From the line containing "Parse this screenshot: output" down to the final entry below, restate each line word for word.

+++ Provided data +++

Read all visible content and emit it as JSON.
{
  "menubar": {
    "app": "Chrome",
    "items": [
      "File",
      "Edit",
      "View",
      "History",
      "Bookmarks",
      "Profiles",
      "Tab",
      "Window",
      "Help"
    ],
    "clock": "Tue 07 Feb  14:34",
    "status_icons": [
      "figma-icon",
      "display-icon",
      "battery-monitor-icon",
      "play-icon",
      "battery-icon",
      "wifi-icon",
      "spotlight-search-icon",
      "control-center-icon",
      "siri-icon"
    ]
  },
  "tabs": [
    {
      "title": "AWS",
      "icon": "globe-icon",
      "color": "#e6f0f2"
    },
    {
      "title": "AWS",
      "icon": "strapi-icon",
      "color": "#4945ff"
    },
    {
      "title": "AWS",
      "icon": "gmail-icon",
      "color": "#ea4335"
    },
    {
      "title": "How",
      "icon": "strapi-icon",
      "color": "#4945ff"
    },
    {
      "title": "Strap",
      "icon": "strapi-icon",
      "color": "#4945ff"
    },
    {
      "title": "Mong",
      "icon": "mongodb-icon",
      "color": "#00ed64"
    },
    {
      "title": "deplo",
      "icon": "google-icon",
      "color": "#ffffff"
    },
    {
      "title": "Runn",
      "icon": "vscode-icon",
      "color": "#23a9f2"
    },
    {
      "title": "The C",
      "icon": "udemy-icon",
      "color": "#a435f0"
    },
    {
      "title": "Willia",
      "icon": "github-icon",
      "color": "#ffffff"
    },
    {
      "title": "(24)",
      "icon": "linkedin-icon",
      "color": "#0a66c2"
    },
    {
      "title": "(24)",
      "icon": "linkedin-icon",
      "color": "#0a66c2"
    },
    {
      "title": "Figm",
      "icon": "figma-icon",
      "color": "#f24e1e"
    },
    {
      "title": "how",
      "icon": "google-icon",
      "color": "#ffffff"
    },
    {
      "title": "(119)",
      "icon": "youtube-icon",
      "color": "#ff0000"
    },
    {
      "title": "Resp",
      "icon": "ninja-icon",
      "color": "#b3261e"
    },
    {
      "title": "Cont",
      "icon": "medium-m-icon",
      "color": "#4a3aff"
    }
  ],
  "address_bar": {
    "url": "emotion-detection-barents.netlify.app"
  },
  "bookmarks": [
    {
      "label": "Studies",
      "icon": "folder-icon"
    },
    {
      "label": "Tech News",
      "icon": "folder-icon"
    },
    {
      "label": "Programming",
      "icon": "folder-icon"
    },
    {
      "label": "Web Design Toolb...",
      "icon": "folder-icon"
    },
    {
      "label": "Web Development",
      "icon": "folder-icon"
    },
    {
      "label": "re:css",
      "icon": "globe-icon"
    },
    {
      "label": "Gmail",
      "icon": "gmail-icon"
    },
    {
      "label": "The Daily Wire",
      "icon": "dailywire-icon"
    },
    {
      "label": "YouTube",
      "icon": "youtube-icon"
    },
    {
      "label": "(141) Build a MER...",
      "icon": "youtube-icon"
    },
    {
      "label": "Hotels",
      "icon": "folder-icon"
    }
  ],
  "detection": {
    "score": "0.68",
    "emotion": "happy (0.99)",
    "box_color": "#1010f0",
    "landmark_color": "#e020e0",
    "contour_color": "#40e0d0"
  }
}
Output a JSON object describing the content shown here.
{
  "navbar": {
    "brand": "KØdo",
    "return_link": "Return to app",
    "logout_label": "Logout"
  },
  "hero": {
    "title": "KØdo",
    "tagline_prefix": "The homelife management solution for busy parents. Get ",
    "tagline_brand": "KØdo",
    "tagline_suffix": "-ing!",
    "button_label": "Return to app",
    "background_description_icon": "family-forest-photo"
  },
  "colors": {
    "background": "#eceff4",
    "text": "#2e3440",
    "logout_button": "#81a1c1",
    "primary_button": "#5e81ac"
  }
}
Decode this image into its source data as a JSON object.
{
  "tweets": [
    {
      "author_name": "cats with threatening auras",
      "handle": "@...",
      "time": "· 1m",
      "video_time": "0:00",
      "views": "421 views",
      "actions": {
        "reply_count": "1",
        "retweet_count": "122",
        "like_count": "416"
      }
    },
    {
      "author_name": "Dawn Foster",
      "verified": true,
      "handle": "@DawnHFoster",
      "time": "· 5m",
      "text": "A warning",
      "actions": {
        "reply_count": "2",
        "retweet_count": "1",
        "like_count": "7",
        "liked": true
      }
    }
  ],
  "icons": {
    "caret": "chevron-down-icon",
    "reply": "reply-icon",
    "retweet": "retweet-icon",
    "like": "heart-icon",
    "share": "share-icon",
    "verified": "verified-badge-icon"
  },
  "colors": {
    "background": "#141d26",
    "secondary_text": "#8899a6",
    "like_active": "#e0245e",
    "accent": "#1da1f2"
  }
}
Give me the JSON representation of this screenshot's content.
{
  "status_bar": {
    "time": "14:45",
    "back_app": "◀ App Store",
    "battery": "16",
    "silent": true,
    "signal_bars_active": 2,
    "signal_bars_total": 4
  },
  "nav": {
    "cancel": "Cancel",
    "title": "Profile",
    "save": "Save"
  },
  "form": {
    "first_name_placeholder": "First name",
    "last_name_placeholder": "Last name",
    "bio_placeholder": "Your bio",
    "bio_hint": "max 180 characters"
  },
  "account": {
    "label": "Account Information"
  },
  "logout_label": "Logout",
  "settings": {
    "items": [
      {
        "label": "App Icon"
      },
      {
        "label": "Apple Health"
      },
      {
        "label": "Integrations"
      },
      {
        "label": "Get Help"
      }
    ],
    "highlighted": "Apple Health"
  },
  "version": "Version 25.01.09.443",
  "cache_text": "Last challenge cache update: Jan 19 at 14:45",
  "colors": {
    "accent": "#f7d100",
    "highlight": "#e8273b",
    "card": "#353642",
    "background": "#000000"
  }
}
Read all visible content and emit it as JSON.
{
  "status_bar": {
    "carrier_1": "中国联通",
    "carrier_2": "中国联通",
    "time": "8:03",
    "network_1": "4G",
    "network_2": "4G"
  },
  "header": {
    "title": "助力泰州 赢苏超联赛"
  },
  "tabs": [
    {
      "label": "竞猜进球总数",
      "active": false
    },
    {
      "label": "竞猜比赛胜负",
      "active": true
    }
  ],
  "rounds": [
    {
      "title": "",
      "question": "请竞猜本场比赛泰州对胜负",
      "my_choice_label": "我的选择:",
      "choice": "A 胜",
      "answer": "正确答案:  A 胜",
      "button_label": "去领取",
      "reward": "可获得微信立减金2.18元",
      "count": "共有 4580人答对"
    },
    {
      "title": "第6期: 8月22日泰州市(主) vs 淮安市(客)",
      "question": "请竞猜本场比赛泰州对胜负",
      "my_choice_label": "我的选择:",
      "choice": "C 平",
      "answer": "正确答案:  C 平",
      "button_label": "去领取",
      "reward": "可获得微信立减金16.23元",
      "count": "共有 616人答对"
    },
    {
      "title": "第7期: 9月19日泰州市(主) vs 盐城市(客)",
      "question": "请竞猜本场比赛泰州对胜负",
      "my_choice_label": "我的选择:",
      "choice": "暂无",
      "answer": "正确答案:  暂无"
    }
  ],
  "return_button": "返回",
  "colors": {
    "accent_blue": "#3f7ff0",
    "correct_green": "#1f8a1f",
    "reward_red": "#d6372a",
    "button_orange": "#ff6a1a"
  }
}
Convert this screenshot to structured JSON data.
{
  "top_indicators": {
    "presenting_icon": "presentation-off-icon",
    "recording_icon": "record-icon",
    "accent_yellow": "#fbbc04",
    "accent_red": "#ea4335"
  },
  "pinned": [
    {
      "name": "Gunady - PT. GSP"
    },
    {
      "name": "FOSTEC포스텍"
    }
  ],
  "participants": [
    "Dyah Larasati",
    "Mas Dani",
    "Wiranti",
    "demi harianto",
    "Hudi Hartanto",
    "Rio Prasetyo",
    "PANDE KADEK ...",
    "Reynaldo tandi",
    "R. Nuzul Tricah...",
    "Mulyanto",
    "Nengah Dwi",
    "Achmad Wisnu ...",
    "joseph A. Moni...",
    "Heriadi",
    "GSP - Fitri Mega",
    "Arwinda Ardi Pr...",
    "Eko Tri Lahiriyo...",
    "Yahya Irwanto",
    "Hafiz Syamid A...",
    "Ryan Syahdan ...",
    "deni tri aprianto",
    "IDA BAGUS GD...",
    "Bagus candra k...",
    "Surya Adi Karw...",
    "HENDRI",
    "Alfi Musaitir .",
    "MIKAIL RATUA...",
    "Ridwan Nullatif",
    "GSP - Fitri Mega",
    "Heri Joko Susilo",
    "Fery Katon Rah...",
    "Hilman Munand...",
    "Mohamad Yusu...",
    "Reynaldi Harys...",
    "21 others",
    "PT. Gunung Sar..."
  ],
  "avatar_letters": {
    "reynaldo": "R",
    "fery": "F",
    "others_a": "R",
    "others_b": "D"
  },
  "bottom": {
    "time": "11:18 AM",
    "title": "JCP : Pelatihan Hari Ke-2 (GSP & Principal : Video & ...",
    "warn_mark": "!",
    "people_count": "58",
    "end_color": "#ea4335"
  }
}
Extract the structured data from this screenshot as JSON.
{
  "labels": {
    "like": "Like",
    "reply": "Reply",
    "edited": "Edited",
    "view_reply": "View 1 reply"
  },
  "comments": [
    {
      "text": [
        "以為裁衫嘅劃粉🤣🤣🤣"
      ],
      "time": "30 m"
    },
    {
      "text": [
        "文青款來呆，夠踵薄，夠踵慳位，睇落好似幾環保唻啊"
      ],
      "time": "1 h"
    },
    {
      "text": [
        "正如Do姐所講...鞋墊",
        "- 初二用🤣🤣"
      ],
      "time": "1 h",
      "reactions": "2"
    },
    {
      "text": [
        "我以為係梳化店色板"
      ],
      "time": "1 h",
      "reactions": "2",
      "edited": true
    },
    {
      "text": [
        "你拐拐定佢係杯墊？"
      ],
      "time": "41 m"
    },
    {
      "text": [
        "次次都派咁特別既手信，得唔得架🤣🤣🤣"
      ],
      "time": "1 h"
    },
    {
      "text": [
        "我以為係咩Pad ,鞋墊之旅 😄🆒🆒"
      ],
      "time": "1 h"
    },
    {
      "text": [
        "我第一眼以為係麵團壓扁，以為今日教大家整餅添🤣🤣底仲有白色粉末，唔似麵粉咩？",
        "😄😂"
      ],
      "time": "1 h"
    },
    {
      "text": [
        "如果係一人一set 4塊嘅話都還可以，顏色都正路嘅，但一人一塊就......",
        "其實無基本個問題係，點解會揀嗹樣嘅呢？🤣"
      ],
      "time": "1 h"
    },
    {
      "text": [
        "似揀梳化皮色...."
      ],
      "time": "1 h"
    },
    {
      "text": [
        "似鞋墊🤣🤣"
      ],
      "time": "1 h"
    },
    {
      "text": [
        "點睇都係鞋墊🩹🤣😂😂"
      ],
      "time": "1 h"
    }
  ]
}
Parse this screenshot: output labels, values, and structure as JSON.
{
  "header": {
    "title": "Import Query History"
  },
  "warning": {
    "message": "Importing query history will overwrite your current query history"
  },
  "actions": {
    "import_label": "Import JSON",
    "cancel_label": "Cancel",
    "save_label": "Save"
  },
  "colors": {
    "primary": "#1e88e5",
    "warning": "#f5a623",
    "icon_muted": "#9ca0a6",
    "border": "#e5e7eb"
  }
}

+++

• **Response box**:
Parse this screenshot: output labels, values, and structure as JSON.
{
  "header": {
    "title": "Import Query History"
  },
  "warning": {
    "message": "Importing query history will overwrite your current query history"
  },
  "actions": {
    "import_label": "Import JSON",
    "cancel_label": "Cancel",
    "save_label": "Save"
  },
  "colors": {
    "primary": "#1e88e5",
    "warning": "#f5a623",
    "icon_muted": "#9ca0a6",
    "border": "#e5e7eb"
  }
}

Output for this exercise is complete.